Task description → Every line of the records that holds the word "link" should be copied.

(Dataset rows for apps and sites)
======
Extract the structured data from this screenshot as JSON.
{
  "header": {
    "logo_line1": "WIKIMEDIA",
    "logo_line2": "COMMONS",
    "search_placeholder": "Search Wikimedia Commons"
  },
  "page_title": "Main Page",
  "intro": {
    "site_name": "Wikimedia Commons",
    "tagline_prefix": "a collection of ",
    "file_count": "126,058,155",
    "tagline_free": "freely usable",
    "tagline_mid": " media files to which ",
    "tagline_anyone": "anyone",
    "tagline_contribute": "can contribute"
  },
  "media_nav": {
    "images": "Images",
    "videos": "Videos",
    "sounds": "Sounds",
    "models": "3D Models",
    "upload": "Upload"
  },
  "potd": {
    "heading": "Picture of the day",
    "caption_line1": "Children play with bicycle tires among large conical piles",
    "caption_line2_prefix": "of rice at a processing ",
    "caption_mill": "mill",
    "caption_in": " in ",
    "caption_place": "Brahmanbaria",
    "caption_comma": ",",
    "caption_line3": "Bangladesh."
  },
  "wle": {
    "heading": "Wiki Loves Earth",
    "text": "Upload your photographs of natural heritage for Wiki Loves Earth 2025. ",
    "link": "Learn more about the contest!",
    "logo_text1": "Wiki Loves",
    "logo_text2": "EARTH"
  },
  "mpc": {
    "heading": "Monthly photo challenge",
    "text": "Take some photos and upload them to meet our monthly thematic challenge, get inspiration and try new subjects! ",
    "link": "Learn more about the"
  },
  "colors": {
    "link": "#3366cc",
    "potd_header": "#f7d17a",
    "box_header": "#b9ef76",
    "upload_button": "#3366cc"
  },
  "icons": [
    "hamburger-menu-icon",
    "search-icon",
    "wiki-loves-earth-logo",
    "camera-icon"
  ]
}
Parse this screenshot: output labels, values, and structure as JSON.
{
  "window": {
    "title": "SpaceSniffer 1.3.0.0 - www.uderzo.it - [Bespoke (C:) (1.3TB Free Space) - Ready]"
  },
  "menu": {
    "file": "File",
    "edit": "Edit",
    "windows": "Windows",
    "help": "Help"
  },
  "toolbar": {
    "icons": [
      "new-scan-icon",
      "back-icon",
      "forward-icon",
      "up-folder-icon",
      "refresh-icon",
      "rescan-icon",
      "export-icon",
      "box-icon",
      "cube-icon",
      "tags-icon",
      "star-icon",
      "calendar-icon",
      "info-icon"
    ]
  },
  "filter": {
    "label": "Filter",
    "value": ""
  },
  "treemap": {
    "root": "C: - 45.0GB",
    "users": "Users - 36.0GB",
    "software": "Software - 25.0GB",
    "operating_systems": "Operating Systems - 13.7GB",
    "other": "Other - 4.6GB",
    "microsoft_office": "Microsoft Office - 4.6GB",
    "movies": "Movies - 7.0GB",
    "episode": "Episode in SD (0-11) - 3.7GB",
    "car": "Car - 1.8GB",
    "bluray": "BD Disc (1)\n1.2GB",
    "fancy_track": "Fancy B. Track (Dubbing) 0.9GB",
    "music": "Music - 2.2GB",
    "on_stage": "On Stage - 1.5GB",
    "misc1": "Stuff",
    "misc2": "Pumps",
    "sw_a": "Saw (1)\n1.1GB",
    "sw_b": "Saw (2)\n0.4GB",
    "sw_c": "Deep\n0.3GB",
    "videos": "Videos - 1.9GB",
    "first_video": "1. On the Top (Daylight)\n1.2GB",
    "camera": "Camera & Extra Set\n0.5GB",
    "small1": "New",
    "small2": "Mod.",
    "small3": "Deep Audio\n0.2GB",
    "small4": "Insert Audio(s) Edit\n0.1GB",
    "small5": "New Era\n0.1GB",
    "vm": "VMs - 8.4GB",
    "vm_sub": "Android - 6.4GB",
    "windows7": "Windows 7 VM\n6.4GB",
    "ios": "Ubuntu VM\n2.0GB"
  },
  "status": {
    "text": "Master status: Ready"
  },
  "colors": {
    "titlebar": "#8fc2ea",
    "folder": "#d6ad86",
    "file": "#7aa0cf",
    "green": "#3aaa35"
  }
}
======
Output of the exercise →
    "link": "Learn more about the contest!",
    "link": "Learn more about the"
    "link": "#3366cc",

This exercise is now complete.